The best – and best-value – show of modern painting in London right now is not the overblown and distinctly patchy Manet: Portraying Life at the Royal Academy (until 14 April; entrance fee £15). Rather, it is Becoming Picasso: Paris 1901 at The Courtauld Gallery (until 26 May; entrance £6, for which you also get access to Courtauld’s many other masterpieces). You can get a sense of the show from this video with curator Dr Barnaby Wright, and as critics have notes, it’s glorious. Alastair Sooke for the Telegraph called it ‘a tight, compelling and beautifully installed exhibition’; for Brian Sewell writing for the Evening Standard, it is ‘a formidable exhibition, didactic, intense and moving’; Jonathan Jones for the Guardian describes the show as ‘scintillating’. But perhaps not quite enough has been made of just how exemplary this is as a perfectly-formed and small exhibition.

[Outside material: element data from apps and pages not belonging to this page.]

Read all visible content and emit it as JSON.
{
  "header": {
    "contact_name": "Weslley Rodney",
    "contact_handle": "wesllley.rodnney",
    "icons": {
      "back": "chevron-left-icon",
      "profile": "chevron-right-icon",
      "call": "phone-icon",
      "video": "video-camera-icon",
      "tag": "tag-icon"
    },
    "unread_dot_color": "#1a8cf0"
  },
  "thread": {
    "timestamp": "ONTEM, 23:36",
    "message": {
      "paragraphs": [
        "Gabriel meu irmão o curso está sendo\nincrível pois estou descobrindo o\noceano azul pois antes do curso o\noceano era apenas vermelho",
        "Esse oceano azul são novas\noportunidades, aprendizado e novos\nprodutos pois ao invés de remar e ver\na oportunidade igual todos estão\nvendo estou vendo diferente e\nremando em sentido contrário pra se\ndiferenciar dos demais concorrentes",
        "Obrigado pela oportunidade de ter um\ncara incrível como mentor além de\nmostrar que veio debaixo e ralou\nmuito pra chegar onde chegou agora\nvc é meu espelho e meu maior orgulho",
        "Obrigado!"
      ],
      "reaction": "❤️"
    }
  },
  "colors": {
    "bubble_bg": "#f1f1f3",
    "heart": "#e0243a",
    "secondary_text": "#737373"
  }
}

The 18 works in Becoming Picasso: Paris 1901 are installed in just two rooms. Although you will know several of them from reproductions, most have come from private sources or comparatively hard-to-see (because in Russia, for example) museum collections. There are by anyone’s criteria a very high proportion of masterpieces, but on Friday afternoon one work stood out for me as a blazing canvas of supreme confidence and achievement: Self-portrait (Yo Picasso),which was one of three major self-portraits (there is another in the show) that Picasso painted in 1901.
The argument of the show is that 1901 is the year in which Picasso became Picasso, or at least that this is when his modernist maturity began. He was just 19, and after a short time in Madrid he spent much of the year in the French capital. The dealer Vollard gave him a successful show in the summer, but the later months of the year saw him responding to the suicide in February of his friend Casagemas. His melancholy images of low-life characters from this time are taken to be the first of what art historians call Picasso’s Blue period.
What the show does – and what all exhibitions of course should do, except that too many fall short – is encourage and prod and seduce you to look, and to look in a fierce and focussed manner, at the paintings on the wall. There is a sufficient number of these to be immensely satisfying (especially when they are of this quality) but not so many as to be overwhelming.
The show has an argument but this never feels reductive – the works have more than enough room to breathe and live and glow within the outlines of a lightly sketched but nonetheless revealing historical context. (For more, I recommend the relevant three chapters of the first volume of John Richardson glorious biography, A Life of Picasso, volume 1, 1889-1906.)
The space is just right too. At the Royal Academy the Manets, and certainly the great ones, are stretched across too many looming spaces, whereas at the Courtauld there seems to be both an intensity to the two rooms and also a wonderful sense of expansiveness. Had the second room on Friday not been quite so dominated a circle of county ladies assembling their social lives on their mobiles, my visit would have had a sense of perfection that I find rare in my gallery-going. I will most certainly be back (and with a little luck, the ladies will not be).